On Monday afternoon, upon returning home from walking my dog, I noticed an unfortunate sight:  a dead crow lying near our driveway, at the base of a telephone pole.  I had just disposed of a dead sparrow I’d found in the same vicinity the day before, so this concerned me.  I remembered that dead crows could be a sign of … some health hazard, I couldn’t remember which.  Without thinking, I consulted the real, tangible phone book’s blue pages (a hidden pasttime of many of us govdocs types), figuring I’d call the county health department.  I flipped past the federal government pages, the state pages, and found the county health department and its numerous entries.  Aha!  West Nile Virus hotline.  I called the number, and, because it was after hours, got a voicemail message.  Gratifyingly, the voice said something along the lines of "If you’re calling to report a dead crow, please provide your name, contact info and a detailed location for the crow.  We’ll call you back during business hours.  Check out our web page as well."
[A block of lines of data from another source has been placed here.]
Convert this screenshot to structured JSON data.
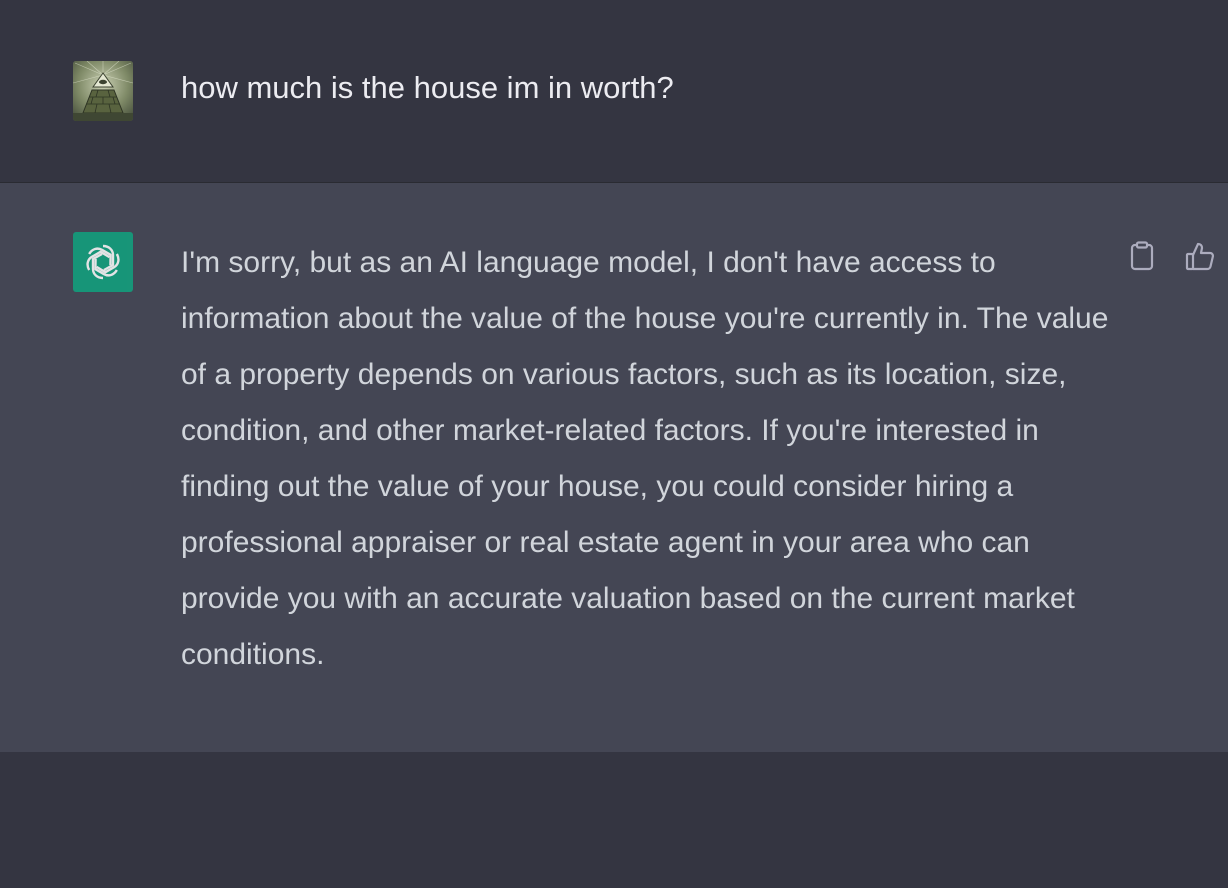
{
  "user_message": {
    "text": "how much is the house im in worth?",
    "avatar_icon": "pyramid-eye-avatar"
  },
  "assistant_message": {
    "avatar_icon": "openai-logo-icon",
    "text": "I'm sorry, but as an AI language model, I don't have access to information about the value of the house you're currently in. The value of a property depends on various factors, such as its location, size, condition, and other market-related factors. If you're interested in finding out the value of your house, you could consider hiring a professional appraiser or real estate agent in your area who can provide you with an accurate valuation based on the current market conditions.",
    "actions": [
      {
        "icon": "clipboard-icon"
      },
      {
        "icon": "thumbs-up-icon"
      }
    ]
  },
  "colors": {
    "background": "#343541",
    "assistant_background": "#444654",
    "brand": "#10a37f",
    "user_text": "#ececf1",
    "assistant_text": "#d1d5db"
  }
}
The next day at work, I received a courteous, professional call from the Tacoma Pierce County Health Department.  The Environmental Health Specialist told me she was going to stop by my residence and remove the bird for testing.  She also conjectured that the crow was probably a juvenile who had been electrocuted by the power lines, a common occurence, but she would remove it all the same.  When I got home, I found her business card and several Washington State government brochures (yes!  it was a multi-jurisdictional day!) about mosquito repellent, West Nile Virus, and Dead Bird Reporting.  Jackpot — tangible gov docs, delivered to my doorstep!  Overall, I was quite pleased with how this terribly old fashioned combination of the phone book and telephone worked so quickly and efficiently.  Reviewing the web pages was a fun exercise after the fact, but I liked talking directly to the specialist.  Out here, Dex is one of the prominent phone books.  Its online version doesn’t seem to include government, at least not in an obvious way, leaving users with the impression that there are two types of phone numbers in the world: residential and business.  The blue pages rock.